Happy Homes Hidden within Woodmuir Forest

Evidence of an early coal mining community

F23002 - first published 21st January 2023

During the1780’s a new turnpike road was built, linking Edinburgh with the burgh of Lanark. The great toll road passed though Mid Calder and West Calder before striking out on a new route, gradually climbing by way of Longford, and crossing the high moors of Woodmuir. Here it met the new Cleuch Road (which linked Wilsontown Ironworks with the port of Bo’ness), and continued southwards into Lanarkshire. Much of the route through Woodmuir ran parallel to the Skolie or Longford Burn. The underlying strata would have been exposed in the bed and banks of the little burn, and seams of coal were probably revealed within easy distance of the new road.

A hand drawn map in our collection, dated 1808, is perhaps the earliest to show coal workings at Woodmuir; with two tiny circles perhaps representing shafts, and a slightly bigger dot close to the Skolie Burn perhaps indicating a building. On Sharp’s map of the Lothians, published in 1828, the site of this little dot is boldly marked as “Colliers Houses”, and the first edition OS map, surveyed in 1852, shows these houses as a neat row of cottages, set within a garden, and overlooking the burn. Two shafts, marked “coal mine” are nearby and linked to the road by footpaths. Notes made at time by the Ordnance Survey record that ten men were then employed in the Woodmuir colliery, producing about 14 tons each day. It appears however that the pits nearest to the cottages were already exhausted by that time, and mining was then focused further upstream. Over a dozen small pits, either side of the Skolie burn can be identified from old maps or from depressions that remain in the land surface. These would have been shallow pits, draining naturally into the burn, with coal wound to the surface using a horse gin of a person-powered windlass. Most of these small workings were abandoned by the end of the1860’s when two much larger and deeper pits were sunk to the north of the turnpike road.

skolie burn

The little row of four “colliers houses”, set in gardens overlooking the Skolie Burn, are named “Burn Row” on later maps, but are referred to elsewhere simply as the Burnhouses. The 1851 census tells us they were home to William and Janet Lind and their four children, also David and Elizabeth Mackie and their three children, David Muir, a widower with two daughters, and Robert and Elizabeth Wood and their baby son. Most other members of this little mining community lived in a row of four cottages, a short distance away, close to the turnpike road. This place was known as Blinkbonny, presumably because its elevated position provided a lovely view eastwards towards Edinburgh.

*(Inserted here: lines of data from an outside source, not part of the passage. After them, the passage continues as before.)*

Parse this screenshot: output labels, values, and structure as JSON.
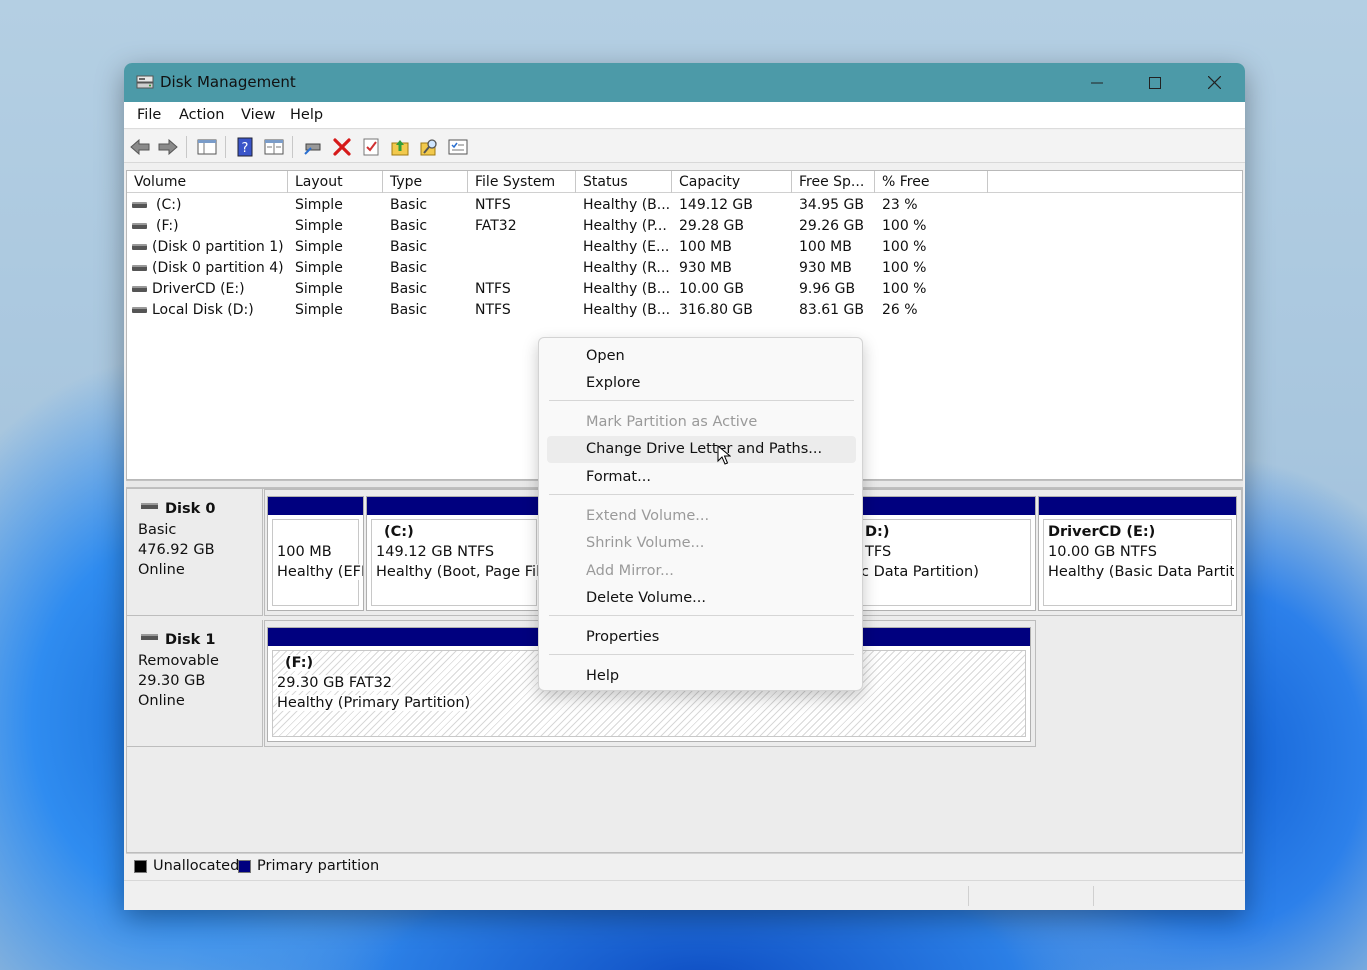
{
  "window": {
    "title": "Disk Management",
    "menu": [
      "File",
      "Action",
      "View",
      "Help"
    ]
  },
  "volume_list": {
    "columns": [
      "Volume",
      "Layout",
      "Type",
      "File System",
      "Status",
      "Capacity",
      "Free Sp...",
      "% Free"
    ],
    "rows": [
      {
        "volume": "(C:)",
        "layout": "Simple",
        "type": "Basic",
        "fs": "NTFS",
        "status": "Healthy (B...",
        "capacity": "149.12 GB",
        "free": "34.95 GB",
        "pct": "23 %"
      },
      {
        "volume": "(F:)",
        "layout": "Simple",
        "type": "Basic",
        "fs": "FAT32",
        "status": "Healthy (P...",
        "capacity": "29.28 GB",
        "free": "29.26 GB",
        "pct": "100 %"
      },
      {
        "volume": "(Disk 0 partition 1)",
        "layout": "Simple",
        "type": "Basic",
        "fs": "",
        "status": "Healthy (E...",
        "capacity": "100 MB",
        "free": "100 MB",
        "pct": "100 %"
      },
      {
        "volume": "(Disk 0 partition 4)",
        "layout": "Simple",
        "type": "Basic",
        "fs": "",
        "status": "Healthy (R...",
        "capacity": "930 MB",
        "free": "930 MB",
        "pct": "100 %"
      },
      {
        "volume": "DriverCD (E:)",
        "layout": "Simple",
        "type": "Basic",
        "fs": "NTFS",
        "status": "Healthy (B...",
        "capacity": "10.00 GB",
        "free": "9.96 GB",
        "pct": "100 %"
      },
      {
        "volume": "Local Disk (D:)",
        "layout": "Simple",
        "type": "Basic",
        "fs": "NTFS",
        "status": "Healthy (B...",
        "capacity": "316.80 GB",
        "free": "83.61 GB",
        "pct": "26 %"
      }
    ]
  },
  "disks": [
    {
      "name": "Disk 0",
      "type": "Basic",
      "size": "476.92 GB",
      "state": "Online",
      "partitions": [
        {
          "line1": "",
          "line2": "100 MB",
          "line3": "Healthy (EFI"
        },
        {
          "line1": "(C:)",
          "line2": "149.12 GB NTFS",
          "line3": "Healthy (Boot, Page File,"
        },
        {
          "line1": "D:)",
          "line2": "TFS",
          "line3": "c Data Partition)"
        },
        {
          "line1": "DriverCD  (E:)",
          "line2": "10.00 GB NTFS",
          "line3": "Healthy (Basic Data Partitio"
        }
      ]
    },
    {
      "name": "Disk 1",
      "type": "Removable",
      "size": "29.30 GB",
      "state": "Online",
      "partitions": [
        {
          "line1": "(F:)",
          "line2": "29.30 GB FAT32",
          "line3": "Healthy (Primary Partition)"
        }
      ]
    }
  ],
  "legend": {
    "unallocated": "Unallocated",
    "primary": "Primary partition",
    "unallocated_color": "#000000",
    "primary_color": "#00007f"
  },
  "context_menu": {
    "items": [
      {
        "label": "Open",
        "disabled": false
      },
      {
        "label": "Explore",
        "disabled": false
      },
      {
        "label": "Mark Partition as Active",
        "disabled": true
      },
      {
        "label": "Change Drive Letter and Paths...",
        "disabled": false,
        "hover": true
      },
      {
        "label": "Format...",
        "disabled": false
      },
      {
        "label": "Extend Volume...",
        "disabled": true
      },
      {
        "label": "Shrink Volume...",
        "disabled": true
      },
      {
        "label": "Add Mirror...",
        "disabled": true
      },
      {
        "label": "Delete Volume...",
        "disabled": false
      },
      {
        "label": "Properties",
        "disabled": false
      },
      {
        "label": "Help",
        "disabled": false
      }
    ]
  },
  "colors": {
    "titlebar": "#4c9aa8",
    "partition_bar": "#00007f"
  }
}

Blinkbonny was perhaps a truck-stop of its time; a refuge on a lonely stretch of highway where emergency repairs might be carried out to horses, carts, and carriages, and where you might get something to eat and drink. In 1851 these operations were under the charge of William Wyper, described as a blacksmith, grocer and spirit merchant, and his wife Mary, who kept the shop. On the night of the 1851 census, this little cluster of buildings – described elsewhere as occupied “by miners and people of the labouring classes” - was home to 34 people. This including several coal and ironstone miners recorded as “visitors”; – presumable part of an itinerant workforce common in mining districts. Blinkbonny will have been a lively place.

Tragedy stuck both communities in 1859. William Thornton, a resident of the Burnhouses, was working alone digging a new shaft for a coal pit. When this hole in the ground reached a depth of 36 feet he encountered a pocket of foul air that rendered him unconscious. Thomas Girdwood, who lived in Blinkbonny, happened to be passing and climbed down to rescue William, but was also overcome. Both men suffocated. The 1861 census shows William’s widow Jane, and her four young children, were then still living at Burnhouses.

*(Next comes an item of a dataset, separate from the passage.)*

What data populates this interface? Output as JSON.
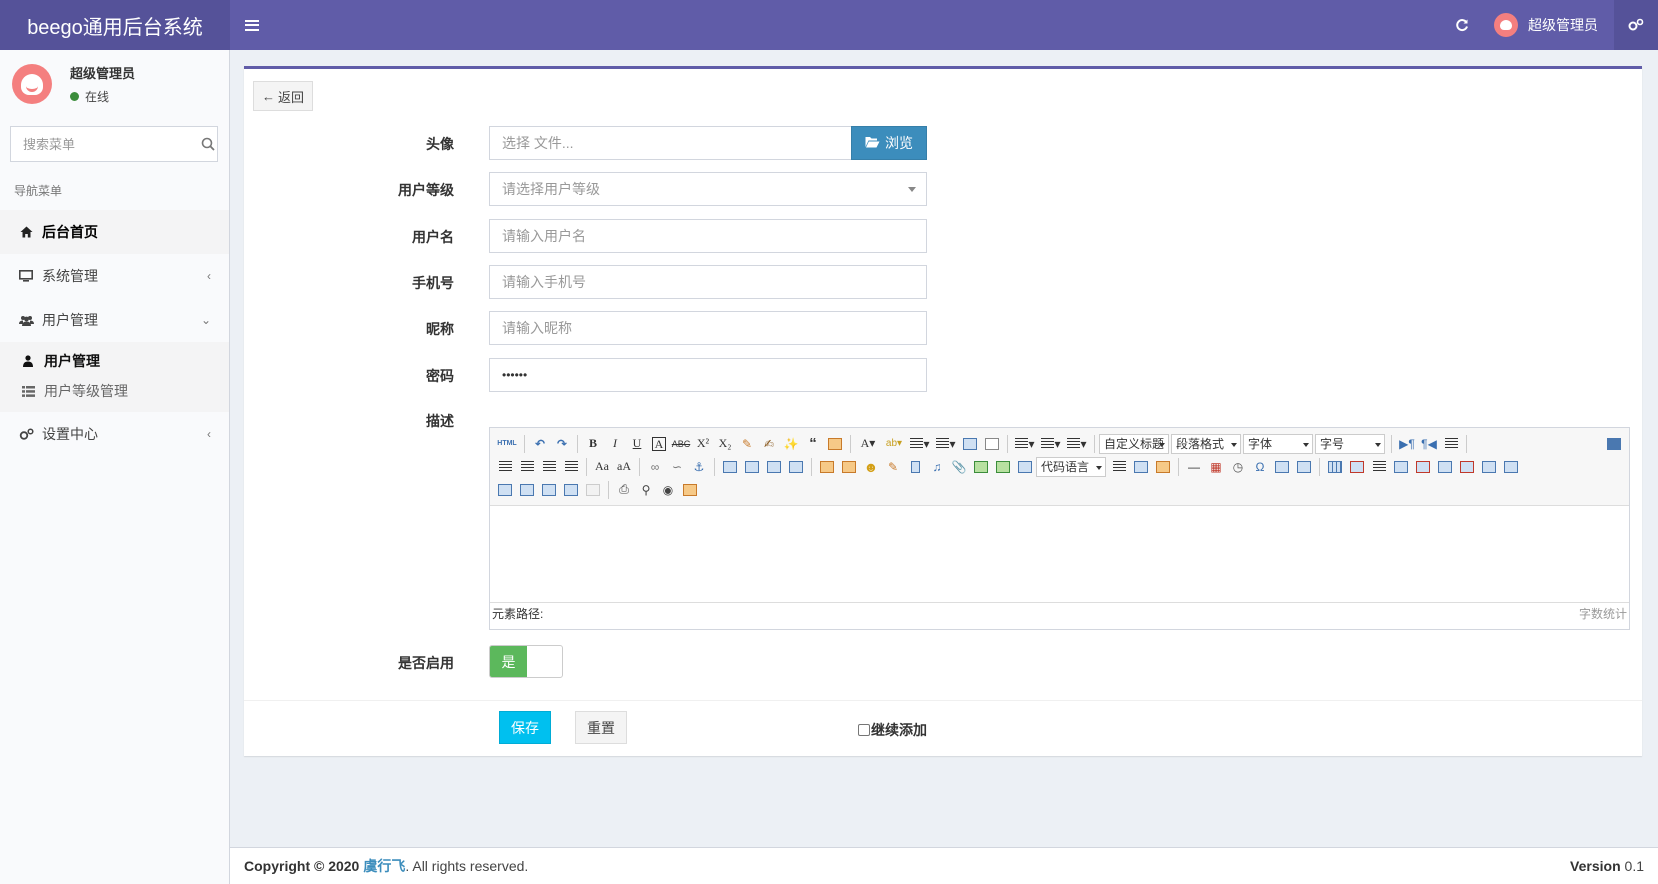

The little settlement of Blinkbonny was to grow substantially to house the workforce of new industrial-scale collieries at Woodmuir. After a long decline, the village of about 31 homes was finally cleared immediately prior to the second world war, and the site is now a convenient car park from where you can enjoy the beautiful view

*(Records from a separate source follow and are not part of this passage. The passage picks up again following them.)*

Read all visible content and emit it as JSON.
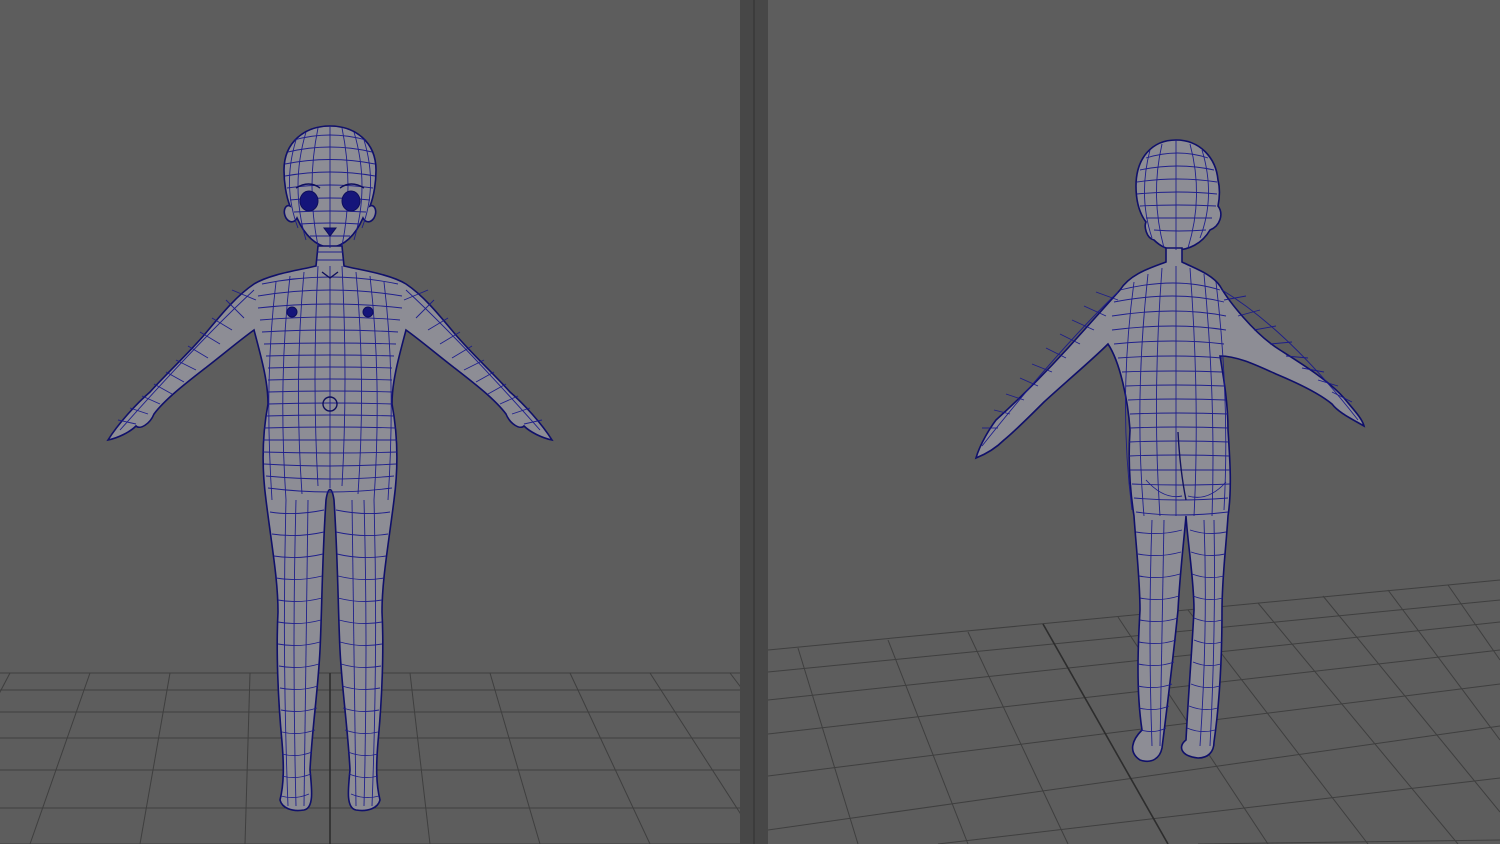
{
  "viewports": [
    {
      "id": "front",
      "view": "front-orthographic",
      "content": "character-mesh-front"
    },
    {
      "id": "persp",
      "view": "perspective",
      "content": "character-mesh-back"
    }
  ],
  "colors": {
    "background": "#5d5d5d",
    "divider": "#474747",
    "grid_line": "#3f3f3f",
    "grid_axis": "#2d2d2d",
    "mesh_fill": "#8d8d95",
    "wireframe": "#1a1a8c"
  },
  "display": {
    "shading": "wireframe-on-shaded",
    "grid": true
  }
}
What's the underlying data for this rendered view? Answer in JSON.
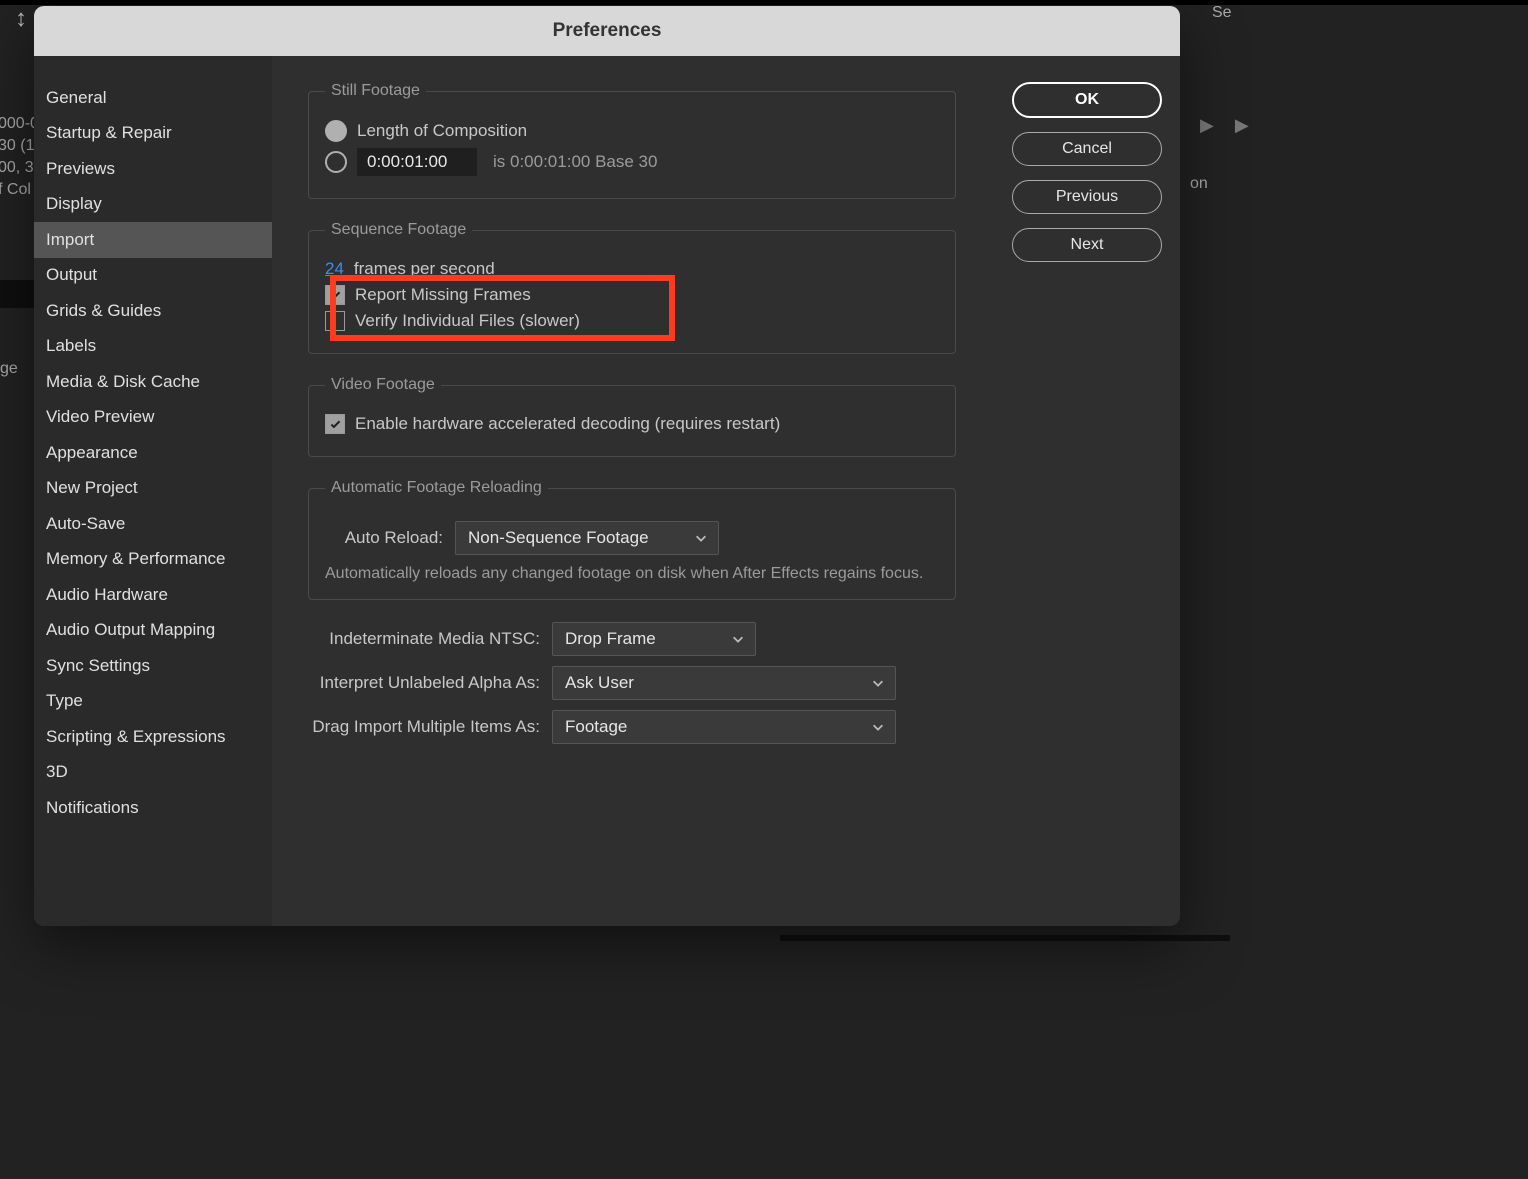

The little row at Burnhouses was abandoned in about 1900, and allowed to slowly decay within a mossy landscape peppered by the humps and hollows created by the early miners.

This scene changed fundamentally at the end of last century when uplands for miles around were planted with coniferous trees to establish the Woodmuir Forest. The first crop from this commercial forestry was felled about a decade ago, but a new generation of conifers are already cloaking the lands around the Skolie burn. It is difficult to push your way through the intermeshing branches of this green wall of Christmas trees, and the deep furrows beneath your feet further hinder progress. It’s really easy to lose your way within this featureless maze, but with a little planning, determination, and luck, you can find your way to a little clearing in the forest that was once the site of the Burnhouses. It’s over 120 years since anyone called this place home, but many of the external walls still stand to waist height, and the internal walls that divided this space into four single-room homes at still evident. Standing slabs of stone make the hearths that would kept off the winter chills.

The life of an early coal miner would have been hard one, yet these little cottages, with a fine view south across the burn and surrounded by gardens, would have been a pleasant spot to live and raise a family.